» WHAT YOU SHOULD DO: Keep only the lines of the data below that contain "title", and copy them.

» EXTRACTED MATERIAL:
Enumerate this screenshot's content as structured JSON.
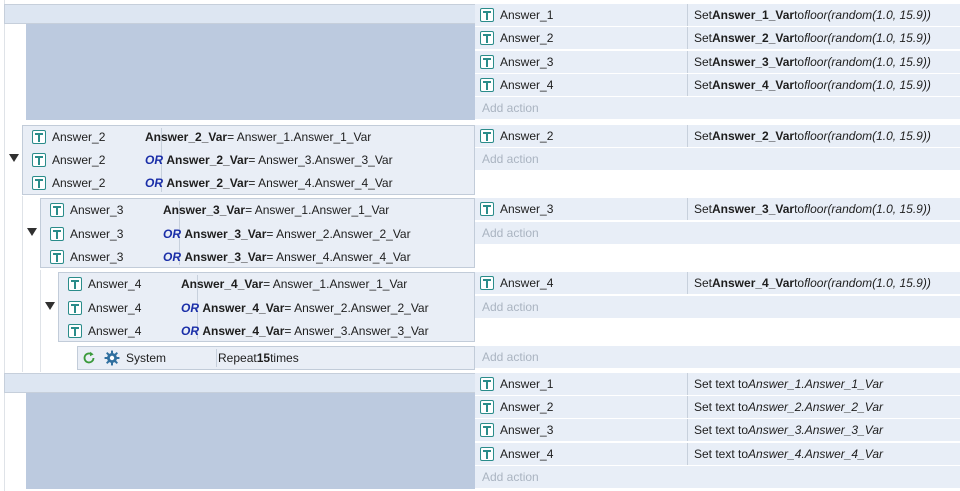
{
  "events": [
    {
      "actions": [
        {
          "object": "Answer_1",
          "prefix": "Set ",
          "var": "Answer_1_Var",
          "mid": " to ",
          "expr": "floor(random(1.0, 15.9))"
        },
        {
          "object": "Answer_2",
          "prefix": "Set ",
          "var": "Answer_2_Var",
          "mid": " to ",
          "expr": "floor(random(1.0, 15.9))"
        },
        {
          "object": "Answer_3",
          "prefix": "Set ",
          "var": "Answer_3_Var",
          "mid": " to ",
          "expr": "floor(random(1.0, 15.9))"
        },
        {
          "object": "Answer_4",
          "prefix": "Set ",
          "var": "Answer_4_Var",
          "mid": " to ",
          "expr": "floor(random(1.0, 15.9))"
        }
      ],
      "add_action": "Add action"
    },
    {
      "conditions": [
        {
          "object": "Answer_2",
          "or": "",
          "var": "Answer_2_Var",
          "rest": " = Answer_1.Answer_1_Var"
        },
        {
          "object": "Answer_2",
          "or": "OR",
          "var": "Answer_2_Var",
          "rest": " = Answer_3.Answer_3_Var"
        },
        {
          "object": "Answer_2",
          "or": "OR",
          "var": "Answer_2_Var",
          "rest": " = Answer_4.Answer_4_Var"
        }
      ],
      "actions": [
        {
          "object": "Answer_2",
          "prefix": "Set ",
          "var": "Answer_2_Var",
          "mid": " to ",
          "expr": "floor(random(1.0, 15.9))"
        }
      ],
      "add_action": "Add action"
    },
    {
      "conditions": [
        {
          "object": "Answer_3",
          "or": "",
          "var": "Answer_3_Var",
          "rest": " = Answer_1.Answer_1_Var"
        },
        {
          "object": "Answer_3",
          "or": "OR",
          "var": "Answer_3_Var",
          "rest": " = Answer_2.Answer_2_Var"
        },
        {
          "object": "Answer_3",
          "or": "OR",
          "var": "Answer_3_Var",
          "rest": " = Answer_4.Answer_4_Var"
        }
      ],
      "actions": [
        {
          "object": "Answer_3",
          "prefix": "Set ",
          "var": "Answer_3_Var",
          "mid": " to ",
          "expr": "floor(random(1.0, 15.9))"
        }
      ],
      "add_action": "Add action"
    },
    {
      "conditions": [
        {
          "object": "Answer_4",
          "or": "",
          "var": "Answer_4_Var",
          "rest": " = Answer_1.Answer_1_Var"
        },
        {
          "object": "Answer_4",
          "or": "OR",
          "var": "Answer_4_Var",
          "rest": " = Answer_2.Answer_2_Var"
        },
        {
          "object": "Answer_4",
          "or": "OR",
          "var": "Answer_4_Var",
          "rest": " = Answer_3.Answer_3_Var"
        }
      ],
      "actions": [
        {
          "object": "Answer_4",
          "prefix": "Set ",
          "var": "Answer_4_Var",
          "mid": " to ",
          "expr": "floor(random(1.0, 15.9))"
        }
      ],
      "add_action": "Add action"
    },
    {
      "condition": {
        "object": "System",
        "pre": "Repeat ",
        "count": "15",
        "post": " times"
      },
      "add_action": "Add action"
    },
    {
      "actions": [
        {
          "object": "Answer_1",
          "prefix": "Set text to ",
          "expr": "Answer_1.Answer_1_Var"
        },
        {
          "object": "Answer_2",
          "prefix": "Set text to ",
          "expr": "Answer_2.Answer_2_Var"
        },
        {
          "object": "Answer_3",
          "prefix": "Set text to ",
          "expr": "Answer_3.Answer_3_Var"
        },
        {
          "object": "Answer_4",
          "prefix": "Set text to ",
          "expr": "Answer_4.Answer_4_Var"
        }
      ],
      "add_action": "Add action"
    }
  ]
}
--
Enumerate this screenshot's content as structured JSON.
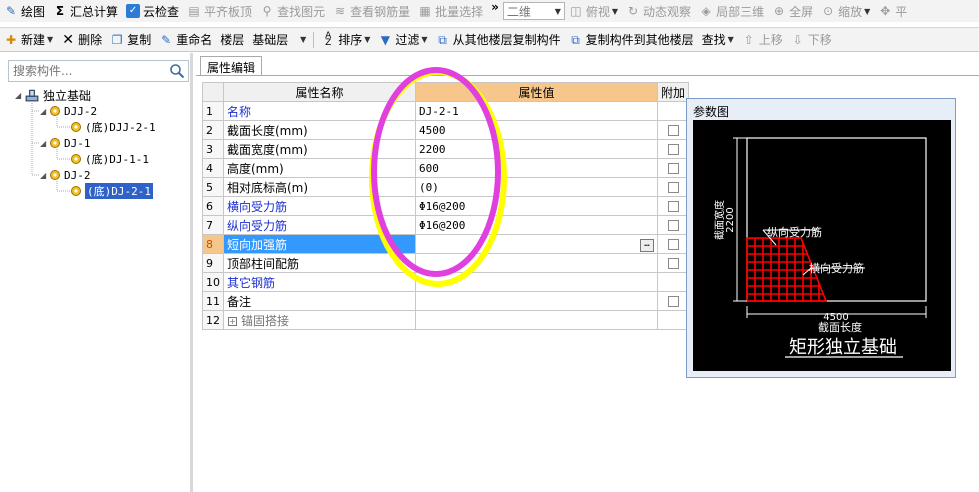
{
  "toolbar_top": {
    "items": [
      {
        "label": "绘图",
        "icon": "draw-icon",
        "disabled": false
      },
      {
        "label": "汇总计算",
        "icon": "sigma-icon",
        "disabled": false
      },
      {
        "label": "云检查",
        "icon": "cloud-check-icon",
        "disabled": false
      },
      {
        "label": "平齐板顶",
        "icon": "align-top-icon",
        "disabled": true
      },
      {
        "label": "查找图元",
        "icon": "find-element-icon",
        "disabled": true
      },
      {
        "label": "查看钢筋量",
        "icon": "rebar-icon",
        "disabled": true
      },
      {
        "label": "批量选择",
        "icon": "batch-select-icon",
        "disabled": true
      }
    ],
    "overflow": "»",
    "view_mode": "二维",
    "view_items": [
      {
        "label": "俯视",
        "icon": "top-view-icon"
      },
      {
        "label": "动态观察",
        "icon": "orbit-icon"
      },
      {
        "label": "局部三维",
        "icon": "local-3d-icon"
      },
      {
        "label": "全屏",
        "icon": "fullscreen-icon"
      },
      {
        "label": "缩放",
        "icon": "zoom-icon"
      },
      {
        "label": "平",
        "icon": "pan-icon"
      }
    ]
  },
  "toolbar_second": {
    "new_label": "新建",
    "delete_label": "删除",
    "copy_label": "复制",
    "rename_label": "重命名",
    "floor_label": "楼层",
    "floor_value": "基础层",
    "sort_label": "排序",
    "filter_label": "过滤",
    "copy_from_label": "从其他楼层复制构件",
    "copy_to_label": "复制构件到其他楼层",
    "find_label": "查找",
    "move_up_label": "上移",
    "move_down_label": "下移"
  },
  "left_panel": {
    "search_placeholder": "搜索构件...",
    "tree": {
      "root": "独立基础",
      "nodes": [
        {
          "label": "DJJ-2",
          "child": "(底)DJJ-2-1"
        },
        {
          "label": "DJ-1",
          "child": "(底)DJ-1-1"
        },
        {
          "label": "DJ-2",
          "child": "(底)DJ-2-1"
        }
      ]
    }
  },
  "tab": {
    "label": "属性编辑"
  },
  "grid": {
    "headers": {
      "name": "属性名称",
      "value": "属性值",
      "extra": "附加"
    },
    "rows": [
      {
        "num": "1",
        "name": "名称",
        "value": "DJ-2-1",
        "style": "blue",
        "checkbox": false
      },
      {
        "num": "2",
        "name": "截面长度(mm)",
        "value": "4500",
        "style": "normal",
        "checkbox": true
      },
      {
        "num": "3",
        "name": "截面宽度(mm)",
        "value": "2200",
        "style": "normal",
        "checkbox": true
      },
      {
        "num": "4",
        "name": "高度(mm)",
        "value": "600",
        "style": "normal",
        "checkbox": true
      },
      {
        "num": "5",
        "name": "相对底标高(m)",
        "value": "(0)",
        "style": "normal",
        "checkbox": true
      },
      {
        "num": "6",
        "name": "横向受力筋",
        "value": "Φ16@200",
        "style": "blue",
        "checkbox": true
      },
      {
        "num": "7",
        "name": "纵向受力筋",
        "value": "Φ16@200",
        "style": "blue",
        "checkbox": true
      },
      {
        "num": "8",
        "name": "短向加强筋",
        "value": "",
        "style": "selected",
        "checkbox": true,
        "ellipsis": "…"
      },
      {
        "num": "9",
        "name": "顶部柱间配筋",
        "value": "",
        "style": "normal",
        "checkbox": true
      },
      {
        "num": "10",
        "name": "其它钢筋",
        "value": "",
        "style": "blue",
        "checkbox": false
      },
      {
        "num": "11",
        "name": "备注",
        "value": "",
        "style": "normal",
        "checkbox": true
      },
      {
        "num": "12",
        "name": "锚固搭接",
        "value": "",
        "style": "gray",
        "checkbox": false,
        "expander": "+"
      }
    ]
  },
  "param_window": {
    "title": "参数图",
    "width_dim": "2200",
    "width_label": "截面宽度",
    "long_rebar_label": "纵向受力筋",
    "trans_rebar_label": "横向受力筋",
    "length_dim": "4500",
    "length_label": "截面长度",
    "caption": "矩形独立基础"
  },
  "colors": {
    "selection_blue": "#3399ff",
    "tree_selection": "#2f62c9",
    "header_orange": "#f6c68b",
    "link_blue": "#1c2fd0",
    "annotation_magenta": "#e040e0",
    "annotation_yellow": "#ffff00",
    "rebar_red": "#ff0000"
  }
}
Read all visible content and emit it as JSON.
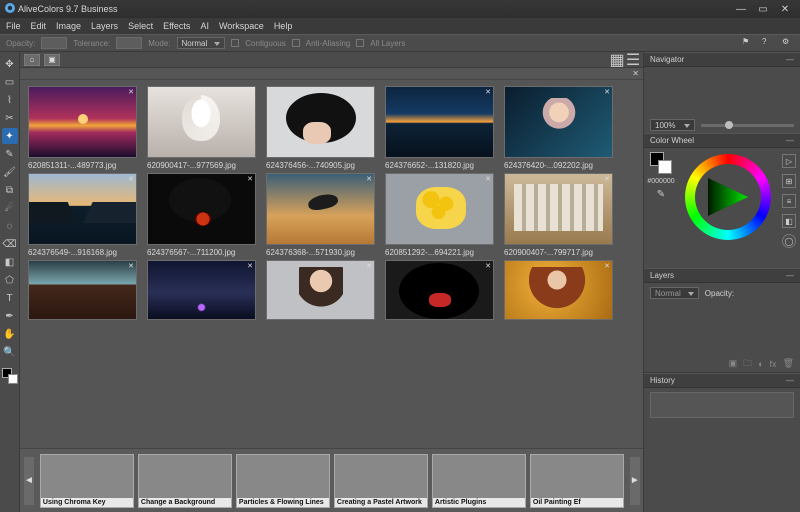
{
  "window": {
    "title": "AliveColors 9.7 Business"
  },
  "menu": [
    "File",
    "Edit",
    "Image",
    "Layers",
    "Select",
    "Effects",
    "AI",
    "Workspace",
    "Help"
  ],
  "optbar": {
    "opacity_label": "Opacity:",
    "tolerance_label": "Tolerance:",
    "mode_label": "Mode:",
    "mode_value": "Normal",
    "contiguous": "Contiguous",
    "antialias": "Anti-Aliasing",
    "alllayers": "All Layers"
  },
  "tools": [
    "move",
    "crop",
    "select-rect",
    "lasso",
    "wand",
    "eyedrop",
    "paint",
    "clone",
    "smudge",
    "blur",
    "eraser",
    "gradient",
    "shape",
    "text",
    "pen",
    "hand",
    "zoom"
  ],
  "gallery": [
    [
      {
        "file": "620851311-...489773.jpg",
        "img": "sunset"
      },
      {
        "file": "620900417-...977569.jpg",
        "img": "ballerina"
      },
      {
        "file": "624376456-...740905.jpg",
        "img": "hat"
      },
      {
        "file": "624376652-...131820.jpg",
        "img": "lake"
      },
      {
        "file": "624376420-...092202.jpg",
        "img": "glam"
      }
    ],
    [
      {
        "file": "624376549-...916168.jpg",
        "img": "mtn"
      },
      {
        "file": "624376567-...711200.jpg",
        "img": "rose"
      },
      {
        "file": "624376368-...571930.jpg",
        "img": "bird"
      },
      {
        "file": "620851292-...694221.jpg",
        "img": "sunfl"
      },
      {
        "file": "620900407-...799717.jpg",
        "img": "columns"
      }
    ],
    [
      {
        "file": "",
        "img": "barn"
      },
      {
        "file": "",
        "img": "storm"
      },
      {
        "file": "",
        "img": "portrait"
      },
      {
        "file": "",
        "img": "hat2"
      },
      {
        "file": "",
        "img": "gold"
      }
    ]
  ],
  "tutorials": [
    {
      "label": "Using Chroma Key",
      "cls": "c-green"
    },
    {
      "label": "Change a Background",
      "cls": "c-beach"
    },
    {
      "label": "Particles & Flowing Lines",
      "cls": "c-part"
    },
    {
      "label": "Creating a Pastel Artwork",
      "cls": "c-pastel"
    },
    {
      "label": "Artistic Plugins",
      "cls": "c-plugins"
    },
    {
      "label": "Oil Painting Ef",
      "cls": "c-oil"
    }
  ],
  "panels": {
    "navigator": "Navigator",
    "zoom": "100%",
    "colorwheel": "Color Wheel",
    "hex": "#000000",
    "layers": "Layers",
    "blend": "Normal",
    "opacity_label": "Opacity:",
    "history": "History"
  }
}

» WRITTEN ANSWER:
    "title": "参数图",
    "title": "AliveColors 9.7 Business"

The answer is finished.